Material provided:
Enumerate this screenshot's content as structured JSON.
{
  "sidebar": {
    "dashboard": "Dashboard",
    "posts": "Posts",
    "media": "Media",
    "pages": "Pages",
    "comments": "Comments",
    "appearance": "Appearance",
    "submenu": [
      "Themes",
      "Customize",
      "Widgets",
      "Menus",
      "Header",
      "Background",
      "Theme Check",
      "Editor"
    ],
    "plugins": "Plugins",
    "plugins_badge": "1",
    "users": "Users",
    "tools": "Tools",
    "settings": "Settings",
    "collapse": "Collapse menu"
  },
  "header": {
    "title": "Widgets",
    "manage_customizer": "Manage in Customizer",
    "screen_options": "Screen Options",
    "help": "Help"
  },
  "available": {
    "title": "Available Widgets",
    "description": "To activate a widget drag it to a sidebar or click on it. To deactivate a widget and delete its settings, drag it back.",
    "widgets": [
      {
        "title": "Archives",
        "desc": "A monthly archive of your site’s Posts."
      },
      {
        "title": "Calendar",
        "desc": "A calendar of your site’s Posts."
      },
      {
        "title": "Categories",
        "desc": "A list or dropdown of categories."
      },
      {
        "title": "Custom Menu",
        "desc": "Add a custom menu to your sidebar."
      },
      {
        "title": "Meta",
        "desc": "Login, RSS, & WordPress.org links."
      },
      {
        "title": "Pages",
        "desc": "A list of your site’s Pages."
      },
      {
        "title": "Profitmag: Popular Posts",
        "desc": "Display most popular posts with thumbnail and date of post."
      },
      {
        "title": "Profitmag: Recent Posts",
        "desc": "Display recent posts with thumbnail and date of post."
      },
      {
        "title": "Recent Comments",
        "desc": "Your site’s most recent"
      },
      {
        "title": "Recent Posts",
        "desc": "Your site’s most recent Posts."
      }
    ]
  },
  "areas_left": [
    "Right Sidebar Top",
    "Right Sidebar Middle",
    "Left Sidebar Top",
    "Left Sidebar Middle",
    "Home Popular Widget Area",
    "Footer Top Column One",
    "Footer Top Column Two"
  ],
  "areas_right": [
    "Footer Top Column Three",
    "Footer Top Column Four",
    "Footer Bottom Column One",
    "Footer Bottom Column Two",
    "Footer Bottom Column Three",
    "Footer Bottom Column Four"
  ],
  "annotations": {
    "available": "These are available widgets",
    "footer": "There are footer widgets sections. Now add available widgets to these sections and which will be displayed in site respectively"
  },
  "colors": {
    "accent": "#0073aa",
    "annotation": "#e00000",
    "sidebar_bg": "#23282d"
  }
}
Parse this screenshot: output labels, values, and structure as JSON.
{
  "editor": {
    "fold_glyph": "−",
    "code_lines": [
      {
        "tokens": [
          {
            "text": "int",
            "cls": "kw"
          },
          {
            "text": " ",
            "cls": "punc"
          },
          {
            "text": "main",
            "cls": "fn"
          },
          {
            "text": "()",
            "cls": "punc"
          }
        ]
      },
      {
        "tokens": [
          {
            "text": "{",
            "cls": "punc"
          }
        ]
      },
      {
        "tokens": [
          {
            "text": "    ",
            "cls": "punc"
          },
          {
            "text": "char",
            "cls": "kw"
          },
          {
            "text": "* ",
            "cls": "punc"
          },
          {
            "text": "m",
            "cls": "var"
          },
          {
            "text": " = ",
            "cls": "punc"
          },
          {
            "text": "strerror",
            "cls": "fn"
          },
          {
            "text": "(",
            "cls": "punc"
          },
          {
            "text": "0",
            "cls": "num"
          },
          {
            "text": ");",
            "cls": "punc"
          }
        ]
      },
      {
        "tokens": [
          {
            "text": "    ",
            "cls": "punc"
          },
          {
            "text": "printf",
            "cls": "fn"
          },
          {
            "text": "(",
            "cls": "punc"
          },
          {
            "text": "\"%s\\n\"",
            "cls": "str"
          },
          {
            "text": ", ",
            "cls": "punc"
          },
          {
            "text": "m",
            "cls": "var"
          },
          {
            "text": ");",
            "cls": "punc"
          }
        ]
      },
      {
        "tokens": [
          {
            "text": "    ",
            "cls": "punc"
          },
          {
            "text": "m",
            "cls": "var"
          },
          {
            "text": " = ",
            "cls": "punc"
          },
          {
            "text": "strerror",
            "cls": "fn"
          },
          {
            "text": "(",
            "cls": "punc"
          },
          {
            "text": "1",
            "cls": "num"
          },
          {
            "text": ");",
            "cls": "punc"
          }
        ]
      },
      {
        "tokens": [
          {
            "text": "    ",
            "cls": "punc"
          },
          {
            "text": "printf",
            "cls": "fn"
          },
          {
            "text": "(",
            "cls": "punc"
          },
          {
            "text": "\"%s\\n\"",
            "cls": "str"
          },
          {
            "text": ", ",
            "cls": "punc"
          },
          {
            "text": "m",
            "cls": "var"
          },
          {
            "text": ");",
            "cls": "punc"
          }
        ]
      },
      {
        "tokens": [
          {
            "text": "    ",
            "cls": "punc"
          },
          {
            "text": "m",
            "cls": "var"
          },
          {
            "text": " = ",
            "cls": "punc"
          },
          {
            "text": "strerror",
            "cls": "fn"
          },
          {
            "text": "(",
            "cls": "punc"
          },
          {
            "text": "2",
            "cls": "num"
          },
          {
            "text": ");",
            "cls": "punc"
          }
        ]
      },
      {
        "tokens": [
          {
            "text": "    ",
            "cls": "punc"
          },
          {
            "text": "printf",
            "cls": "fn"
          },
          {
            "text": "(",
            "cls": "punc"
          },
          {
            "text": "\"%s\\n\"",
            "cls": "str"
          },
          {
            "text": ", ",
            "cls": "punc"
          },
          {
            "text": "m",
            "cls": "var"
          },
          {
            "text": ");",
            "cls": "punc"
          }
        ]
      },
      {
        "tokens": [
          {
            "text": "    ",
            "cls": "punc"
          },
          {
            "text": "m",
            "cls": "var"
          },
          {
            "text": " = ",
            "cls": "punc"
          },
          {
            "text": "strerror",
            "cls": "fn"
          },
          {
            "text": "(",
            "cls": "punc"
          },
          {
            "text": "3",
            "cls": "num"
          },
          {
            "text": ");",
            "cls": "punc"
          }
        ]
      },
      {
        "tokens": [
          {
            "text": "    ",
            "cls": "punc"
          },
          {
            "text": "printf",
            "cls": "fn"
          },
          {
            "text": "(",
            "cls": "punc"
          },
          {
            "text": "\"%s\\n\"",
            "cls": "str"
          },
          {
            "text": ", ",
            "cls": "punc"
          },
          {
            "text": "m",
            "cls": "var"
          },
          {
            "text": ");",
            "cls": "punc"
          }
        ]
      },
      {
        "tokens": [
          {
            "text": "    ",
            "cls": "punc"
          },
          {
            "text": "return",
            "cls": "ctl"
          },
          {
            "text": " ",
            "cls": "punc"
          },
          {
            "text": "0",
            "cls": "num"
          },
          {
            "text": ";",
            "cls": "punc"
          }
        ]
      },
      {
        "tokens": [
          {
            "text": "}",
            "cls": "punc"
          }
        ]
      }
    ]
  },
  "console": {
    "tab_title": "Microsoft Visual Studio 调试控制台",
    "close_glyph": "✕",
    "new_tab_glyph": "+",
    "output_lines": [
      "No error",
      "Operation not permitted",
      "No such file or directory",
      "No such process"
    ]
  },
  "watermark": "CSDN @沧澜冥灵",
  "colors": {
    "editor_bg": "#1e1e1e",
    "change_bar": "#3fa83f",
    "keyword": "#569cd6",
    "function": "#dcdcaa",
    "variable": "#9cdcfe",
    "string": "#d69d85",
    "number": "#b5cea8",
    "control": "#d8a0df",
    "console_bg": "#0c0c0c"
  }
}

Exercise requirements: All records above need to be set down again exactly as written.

Answer section:
Enumerate this screenshot's content as structured JSON.
{
  "sidebar": {
    "dashboard": "Dashboard",
    "posts": "Posts",
    "media": "Media",
    "pages": "Pages",
    "comments": "Comments",
    "appearance": "Appearance",
    "submenu": [
      "Themes",
      "Customize",
      "Widgets",
      "Menus",
      "Header",
      "Background",
      "Theme Check",
      "Editor"
    ],
    "plugins": "Plugins",
    "plugins_badge": "1",
    "users": "Users",
    "tools": "Tools",
    "settings": "Settings",
    "collapse": "Collapse menu"
  },
  "header": {
    "title": "Widgets",
    "manage_customizer": "Manage in Customizer",
    "screen_options": "Screen Options",
    "help": "Help"
  },
  "available": {
    "title": "Available Widgets",
    "description": "To activate a widget drag it to a sidebar or click on it. To deactivate a widget and delete its settings, drag it back.",
    "widgets": [
      {
        "title": "Archives",
        "desc": "A monthly archive of your site’s Posts."
      },
      {
        "title": "Calendar",
        "desc": "A calendar of your site’s Posts."
      },
      {
        "title": "Categories",
        "desc": "A list or dropdown of categories."
      },
      {
        "title": "Custom Menu",
        "desc": "Add a custom menu to your sidebar."
      },
      {
        "title": "Meta",
        "desc": "Login, RSS, & WordPress.org links."
      },
      {
        "title": "Pages",
        "desc": "A list of your site’s Pages."
      },
      {
        "title": "Profitmag: Popular Posts",
        "desc": "Display most popular posts with thumbnail and date of post."
      },
      {
        "title": "Profitmag: Recent Posts",
        "desc": "Display recent posts with thumbnail and date of post."
      },
      {
        "title": "Recent Comments",
        "desc": "Your site’s most recent"
      },
      {
        "title": "Recent Posts",
        "desc": "Your site’s most recent Posts."
      }
    ]
  },
  "areas_left": [
    "Right Sidebar Top",
    "Right Sidebar Middle",
    "Left Sidebar Top",
    "Left Sidebar Middle",
    "Home Popular Widget Area",
    "Footer Top Column One",
    "Footer Top Column Two"
  ],
  "areas_right": [
    "Footer Top Column Three",
    "Footer Top Column Four",
    "Footer Bottom Column One",
    "Footer Bottom Column Two",
    "Footer Bottom Column Three",
    "Footer Bottom Column Four"
  ],
  "annotations": {
    "available": "These are available widgets",
    "footer": "There are footer widgets sections. Now add available widgets to these sections and which will be displayed in site respectively"
  },
  "colors": {
    "accent": "#0073aa",
    "annotation": "#e00000",
    "sidebar_bg": "#23282d"
  }
}
Parse this screenshot: output labels, values, and structure as JSON.
{
  "editor": {
    "fold_glyph": "−",
    "code_lines": [
      {
        "tokens": [
          {
            "text": "int",
            "cls": "kw"
          },
          {
            "text": " ",
            "cls": "punc"
          },
          {
            "text": "main",
            "cls": "fn"
          },
          {
            "text": "()",
            "cls": "punc"
          }
        ]
      },
      {
        "tokens": [
          {
            "text": "{",
            "cls": "punc"
          }
        ]
      },
      {
        "tokens": [
          {
            "text": "    ",
            "cls": "punc"
          },
          {
            "text": "char",
            "cls": "kw"
          },
          {
            "text": "* ",
            "cls": "punc"
          },
          {
            "text": "m",
            "cls": "var"
          },
          {
            "text": " = ",
            "cls": "punc"
          },
          {
            "text": "strerror",
            "cls": "fn"
          },
          {
            "text": "(",
            "cls": "punc"
          },
          {
            "text": "0",
            "cls": "num"
          },
          {
            "text": ");",
            "cls": "punc"
          }
        ]
      },
      {
        "tokens": [
          {
            "text": "    ",
            "cls": "punc"
          },
          {
            "text": "printf",
            "cls": "fn"
          },
          {
            "text": "(",
            "cls": "punc"
          },
          {
            "text": "\"%s\\n\"",
            "cls": "str"
          },
          {
            "text": ", ",
            "cls": "punc"
          },
          {
            "text": "m",
            "cls": "var"
          },
          {
            "text": ");",
            "cls": "punc"
          }
        ]
      },
      {
        "tokens": [
          {
            "text": "    ",
            "cls": "punc"
          },
          {
            "text": "m",
            "cls": "var"
          },
          {
            "text": " = ",
            "cls": "punc"
          },
          {
            "text": "strerror",
            "cls": "fn"
          },
          {
            "text": "(",
            "cls": "punc"
          },
          {
            "text": "1",
            "cls": "num"
          },
          {
            "text": ");",
            "cls": "punc"
          }
        ]
      },
      {
        "tokens": [
          {
            "text": "    ",
            "cls": "punc"
          },
          {
            "text": "printf",
            "cls": "fn"
          },
          {
            "text": "(",
            "cls": "punc"
          },
          {
            "text": "\"%s\\n\"",
            "cls": "str"
          },
          {
            "text": ", ",
            "cls": "punc"
          },
          {
            "text": "m",
            "cls": "var"
          },
          {
            "text": ");",
            "cls": "punc"
          }
        ]
      },
      {
        "tokens": [
          {
            "text": "    ",
            "cls": "punc"
          },
          {
            "text": "m",
            "cls": "var"
          },
          {
            "text": " = ",
            "cls": "punc"
          },
          {
            "text": "strerror",
            "cls": "fn"
          },
          {
            "text": "(",
            "cls": "punc"
          },
          {
            "text": "2",
            "cls": "num"
          },
          {
            "text": ");",
            "cls": "punc"
          }
        ]
      },
      {
        "tokens": [
          {
            "text": "    ",
            "cls": "punc"
          },
          {
            "text": "printf",
            "cls": "fn"
          },
          {
            "text": "(",
            "cls": "punc"
          },
          {
            "text": "\"%s\\n\"",
            "cls": "str"
          },
          {
            "text": ", ",
            "cls": "punc"
          },
          {
            "text": "m",
            "cls": "var"
          },
          {
            "text": ");",
            "cls": "punc"
          }
        ]
      },
      {
        "tokens": [
          {
            "text": "    ",
            "cls": "punc"
          },
          {
            "text": "m",
            "cls": "var"
          },
          {
            "text": " = ",
            "cls": "punc"
          },
          {
            "text": "strerror",
            "cls": "fn"
          },
          {
            "text": "(",
            "cls": "punc"
          },
          {
            "text": "3",
            "cls": "num"
          },
          {
            "text": ");",
            "cls": "punc"
          }
        ]
      },
      {
        "tokens": [
          {
            "text": "    ",
            "cls": "punc"
          },
          {
            "text": "printf",
            "cls": "fn"
          },
          {
            "text": "(",
            "cls": "punc"
          },
          {
            "text": "\"%s\\n\"",
            "cls": "str"
          },
          {
            "text": ", ",
            "cls": "punc"
          },
          {
            "text": "m",
            "cls": "var"
          },
          {
            "text": ");",
            "cls": "punc"
          }
        ]
      },
      {
        "tokens": [
          {
            "text": "    ",
            "cls": "punc"
          },
          {
            "text": "return",
            "cls": "ctl"
          },
          {
            "text": " ",
            "cls": "punc"
          },
          {
            "text": "0",
            "cls": "num"
          },
          {
            "text": ";",
            "cls": "punc"
          }
        ]
      },
      {
        "tokens": [
          {
            "text": "}",
            "cls": "punc"
          }
        ]
      }
    ]
  },
  "console": {
    "tab_title": "Microsoft Visual Studio 调试控制台",
    "close_glyph": "✕",
    "new_tab_glyph": "+",
    "output_lines": [
      "No error",
      "Operation not permitted",
      "No such file or directory",
      "No such process"
    ]
  },
  "watermark": "CSDN @沧澜冥灵",
  "colors": {
    "editor_bg": "#1e1e1e",
    "change_bar": "#3fa83f",
    "keyword": "#569cd6",
    "function": "#dcdcaa",
    "variable": "#9cdcfe",
    "string": "#d69d85",
    "number": "#b5cea8",
    "control": "#d8a0df",
    "console_bg": "#0c0c0c"
  }
}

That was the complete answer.